Know how to redeploy infrastructure from scratchPost-Series A
Enforce a secure code review checklistSeed
Security should always be kept in mind while coding. Pull requests should be performed with security in mind as well. Depending on where the code is, the checks should be different. Dealing with user entry is one thing, dealing with business structures is another: the concerns are related to the context. In addition to common sense, keep in mind the typical security flaws. Security is also a good topic to ask about when interviewing a candidate.
Use a static security code analysis toolSeed
Static code analysis tools can quickly overwhelm you with a lot of meaningless false-positives. But switching on security-focused tools can help you discover vulnerabilities inside your code and most importantly increase the security awareness inside your team. Integrate these tools with your workflow to reduce friction. Post-commit checks that automatically comment where code reviews are performed are ideal.
Maintain a backlog of security concerns in your issue tracking toolSeed
Every developer should contribute to maintaining a list of security issues to be fixed in the future. Making them available to the rest of the team will increase the security awareness in the company.
Never do cryptography yourselfSeed
Always rely on existing mechanisms, libraries and tools.
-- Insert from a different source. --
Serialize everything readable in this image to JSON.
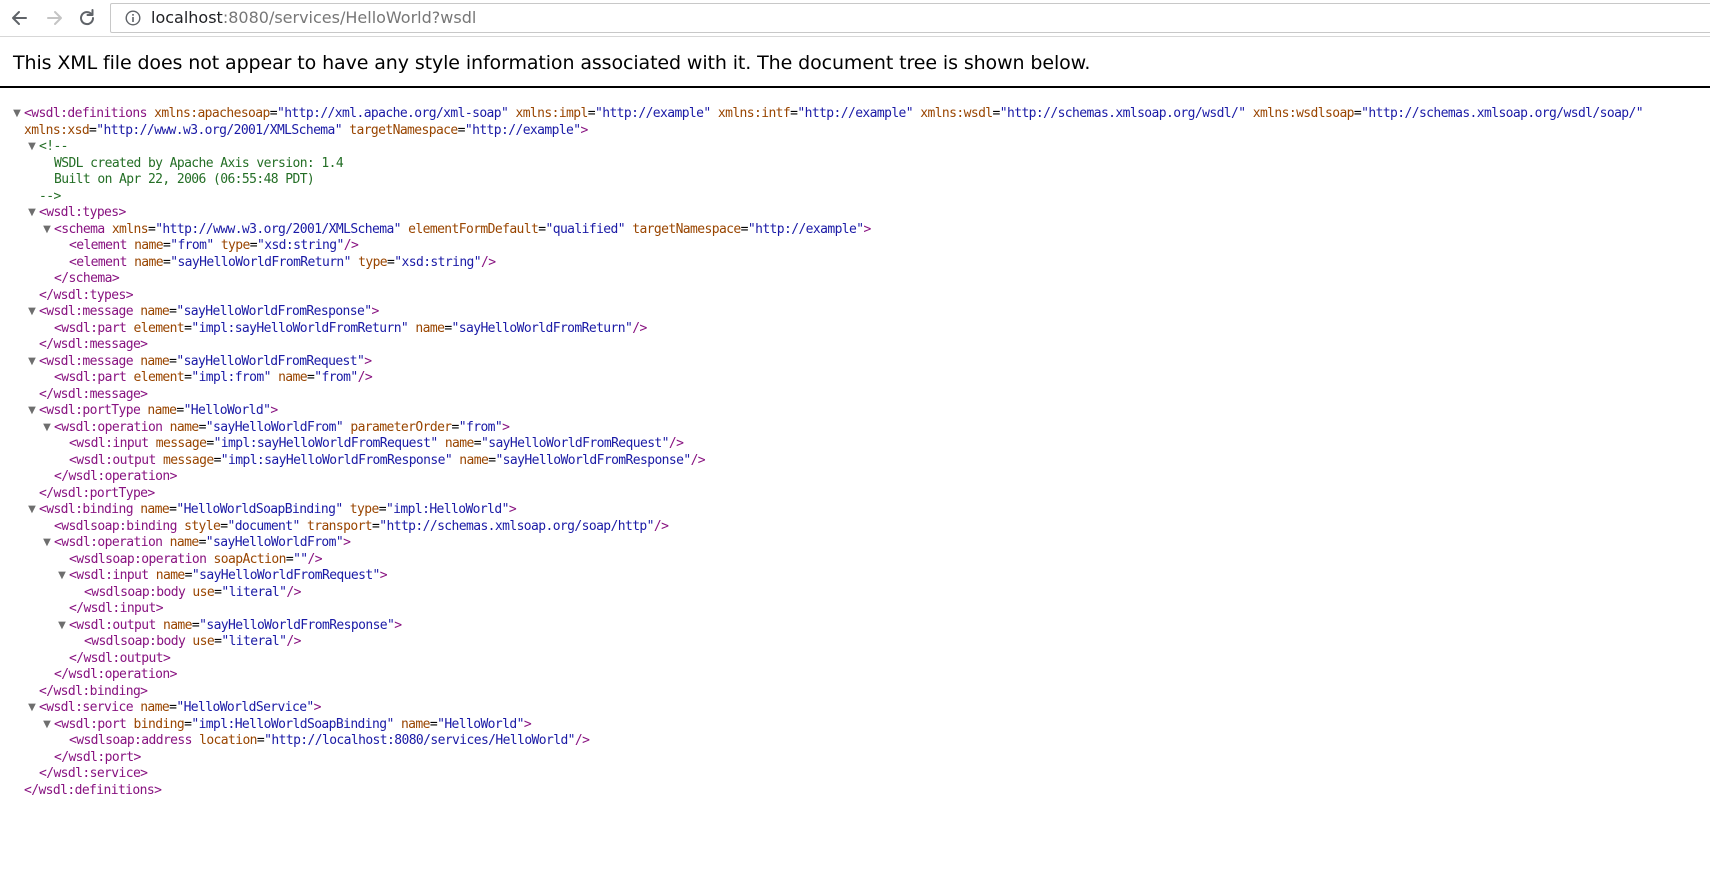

Cryptography is an expertise. Building your implementations, or using flags and options you don't fully understand will expose you to major risks. Libraries such as na.cl expose few options and restrict you to the good choices.
Keep secrets away from codeSeed
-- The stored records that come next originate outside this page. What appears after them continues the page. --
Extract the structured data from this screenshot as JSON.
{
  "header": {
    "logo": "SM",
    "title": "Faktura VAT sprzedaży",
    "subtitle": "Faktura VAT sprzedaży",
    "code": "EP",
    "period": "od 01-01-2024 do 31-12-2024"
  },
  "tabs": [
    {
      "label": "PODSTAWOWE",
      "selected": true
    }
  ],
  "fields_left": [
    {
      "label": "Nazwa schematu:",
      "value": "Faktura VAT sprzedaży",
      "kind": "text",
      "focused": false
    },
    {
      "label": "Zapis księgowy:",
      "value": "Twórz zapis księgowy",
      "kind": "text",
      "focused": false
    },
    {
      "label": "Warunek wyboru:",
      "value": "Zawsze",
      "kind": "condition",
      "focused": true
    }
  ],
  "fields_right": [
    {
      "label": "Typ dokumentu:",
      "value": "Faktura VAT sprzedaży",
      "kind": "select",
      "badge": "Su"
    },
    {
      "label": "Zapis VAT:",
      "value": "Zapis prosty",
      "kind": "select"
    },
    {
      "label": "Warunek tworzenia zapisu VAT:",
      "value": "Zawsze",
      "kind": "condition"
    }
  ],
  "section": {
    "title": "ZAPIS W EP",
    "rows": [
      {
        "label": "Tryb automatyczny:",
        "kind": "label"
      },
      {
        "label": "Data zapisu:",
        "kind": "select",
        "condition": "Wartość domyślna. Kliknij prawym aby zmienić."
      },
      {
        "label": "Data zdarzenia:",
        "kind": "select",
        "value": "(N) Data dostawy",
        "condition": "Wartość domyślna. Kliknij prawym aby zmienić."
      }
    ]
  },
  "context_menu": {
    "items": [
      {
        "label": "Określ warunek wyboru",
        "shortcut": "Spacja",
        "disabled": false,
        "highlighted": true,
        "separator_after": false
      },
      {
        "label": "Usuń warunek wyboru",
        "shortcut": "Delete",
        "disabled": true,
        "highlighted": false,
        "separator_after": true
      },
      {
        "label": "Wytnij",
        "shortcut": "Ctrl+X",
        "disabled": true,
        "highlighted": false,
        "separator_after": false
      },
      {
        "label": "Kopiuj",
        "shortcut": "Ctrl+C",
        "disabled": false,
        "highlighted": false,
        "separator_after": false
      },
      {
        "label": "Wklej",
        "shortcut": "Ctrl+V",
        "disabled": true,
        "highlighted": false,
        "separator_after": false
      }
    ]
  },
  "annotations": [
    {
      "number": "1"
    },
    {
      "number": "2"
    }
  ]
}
Never commit secrets in your code. They should be handled separately in order to prevent them accidentally being shared or exposed. This allows a clear separation between your environments (typically development, staging and production).
Perform security oriented test sessionsSeries A
Once in a while, the entire technical team should sit together and spend time targeting all parts of the application, looking for vulnerabilities. This is a great time to test for account isolation, token unicity, unauthenticated paths, etc. You will heavily rely on your browser’s web console, curl, and 3rd party tools such as Burp.
Use a secure development life cyclePost-Series A
The secure development lifecycle is a process that helps tackle security issues at the beginning of a project. While rarely used as is, it provides good insights at all stages of the project, from the specification to the release. It will allow you to enforce good practices at every stage of the project life.
Run it unprivilegedSeed
In case an attacker successfully attacks your application, having it running as a user with restricted privileges will make it harder for the attacker to take over the host and/or to bounce to other services. Privileged users are root on Unix systems, and Administrator or System on Windows systems.
Monitor your dependenciesSeed
Applications are built using dozens of third party libraries. A single flaw in any of these libraries may put your entire application at risk. Some tools allow you to monitor your dependencies against vulnerabilities:
Use a real-time protection serviceSeries A
These tools protect web applications from attacks at runtime. The protection logic is inserted into applications. They protect against all major vulnerabilities (SQL injections, XSS attacks, account takeovers, code injections, etc.) without false positives.
Hire an external penetration testing teamPost-Series A
These take an external and naive point of view of your infrastructure and products. Pentesters will take nothing for granted and will check even the most basic assumptions, as well as all of your infrastructure. You can also ask them to start with a full, blind discovery of your infrastructure, which can help you remember about old assets.
Enforce a password policySeed
Your user accounts will be much harder to steal if you require them to use complex passwords: mixed case, special characters, minimum length, etc.
Encourage your users to use 2FASeries A
Monitor your users’ suspicious activitiesSeries A